- Estimation of Quantity
- Balancing of Chances
Measurement is not quantity survey. From the Chinese word it actually translates to something more like surveying. In battle it is understanding the position you have and what position your competition has. In work procurement it is not different. Do you have a shot at the project? Where is your competition? What strenghts do you have that you can bring to bear? What weaknesses do they have that you can exploit? Most contractors that I know occasionally skip this step. They are asked to bid a project and the question is do I have the time? This is the wrong question, it should really be about measurement. Sun Tzu also said "If you know yourself but not the enemy, for every victory gained you will also suffer a defeat, but if you know the enemy and know yourself, you need not fear the result of a hundred battles." Know the battle space. Know the competition. Know yourself. If you don't start here, victory surely lies in the hands of chance and not skill.
Estimation of Quantity
This is the easy correlation. Takeoff the job. Get a good sense of the quantities needed to perform the project.
Probably the most overlooked yet performed function in winning a project. Surely you need to calculate the total material dollars and hours needed to perform the project. Without such calculations the total bid amount could not be ascertained. During these calculations there are sometimes things that are overlooked in the costing structure. This is typically because the Measurement stage was not followed.
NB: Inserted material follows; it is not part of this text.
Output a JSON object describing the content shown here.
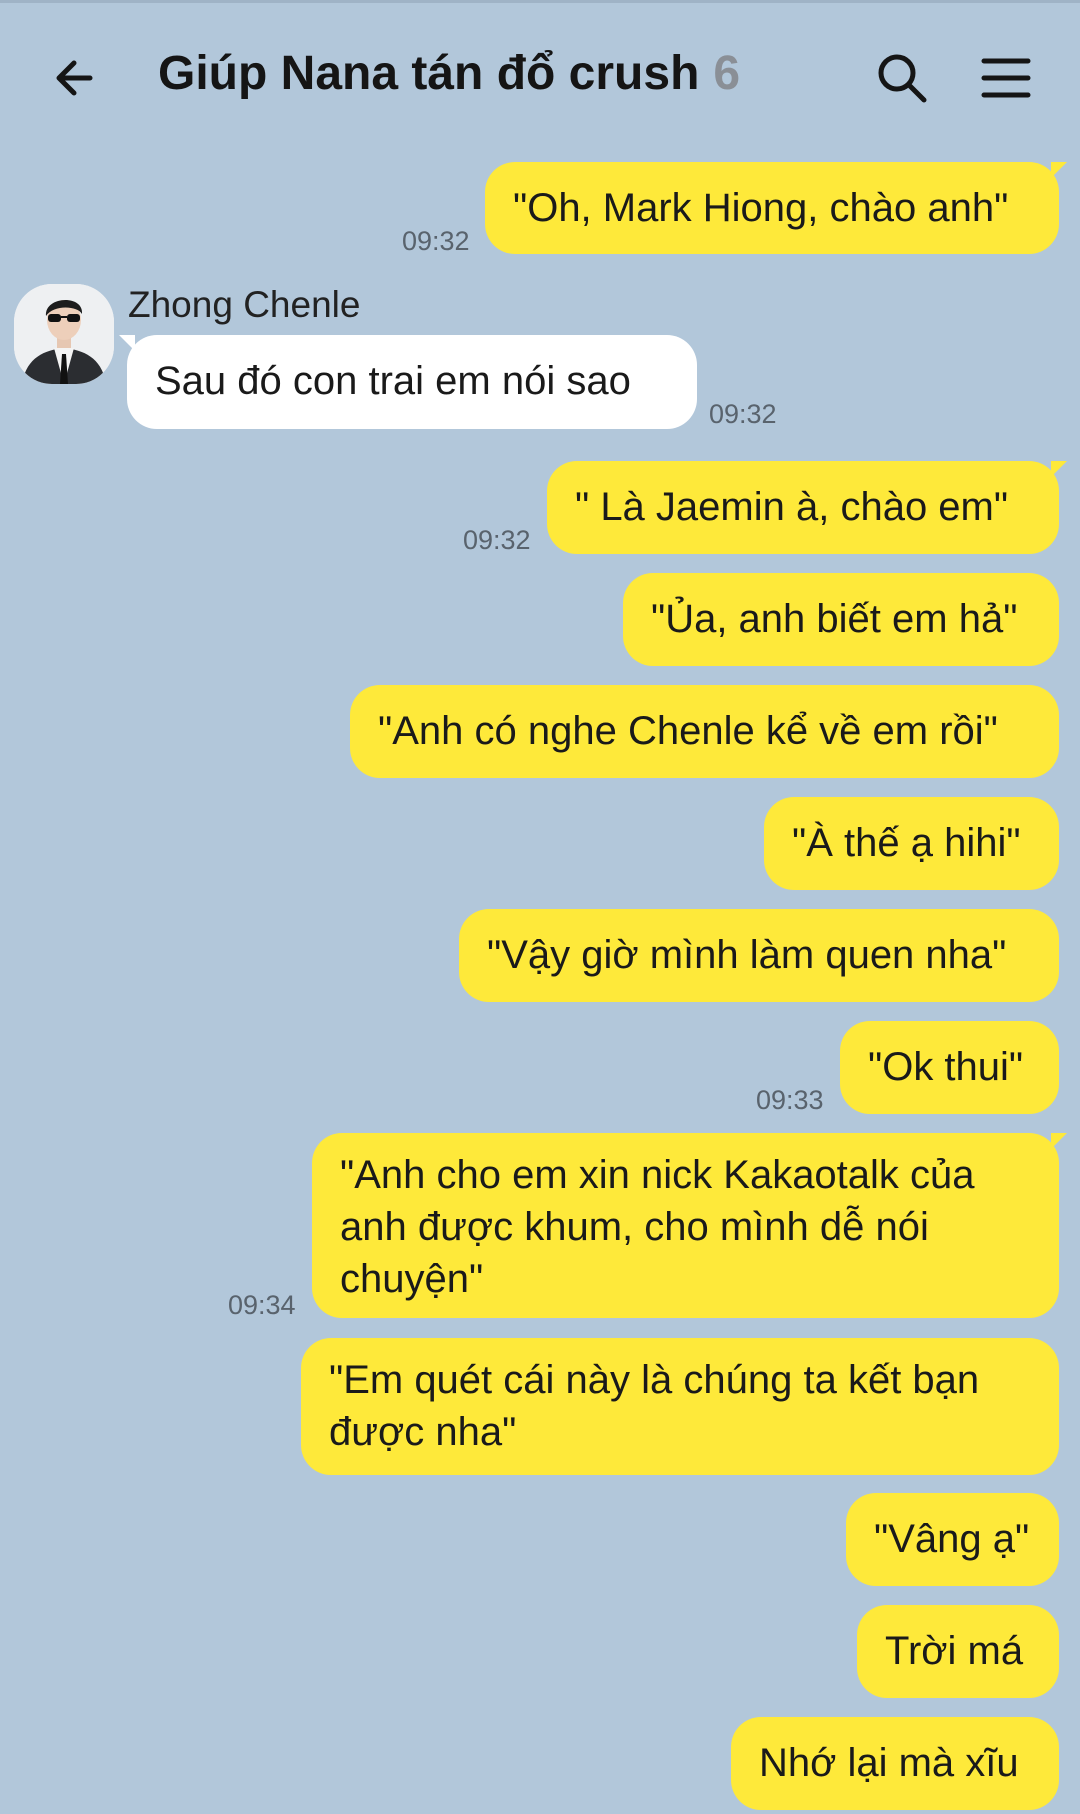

If properly done, the Measurement stage should tell you a lot about the battlefield. The battlefield is the job condition. How many stories, what are the safety requirements, what are the work hours, is it LEED Certified, etc.? All of the data about the battlefield gained in the measurement stage should be related over to the calculation phase, otherwise you will not have all of the cost covered or possibly some costs covered too much.
Balancing of Chances
Your almost done. Now it is time to go out with the proposal. Any job affords itself with many different ways to propose on a project. Do you offer Value Engineering? Do you need to put your past experience in front of them to separate yourself from the competition? The means by which you go out will be a function of balancing the chances you will win. At this stage, it is critical to step back and look at the entire picture. Take a satellite view of everything from your competition's past experience to your team's resume. Look at the job in depth. Look at everything from the eyes of the client. A good vision of all of the items relative to the job will allow you to pick the right strategy.
The easy part. With a perfect execution of the above steps, it is a matter of signing a contract and generating revenue.
I would suggest you look at putting together a process if you don't have one that embodies these steps. Over 2,500 years have past since Sun Tzu wrote his masterpiece, but it is as real today as it was in ancient China.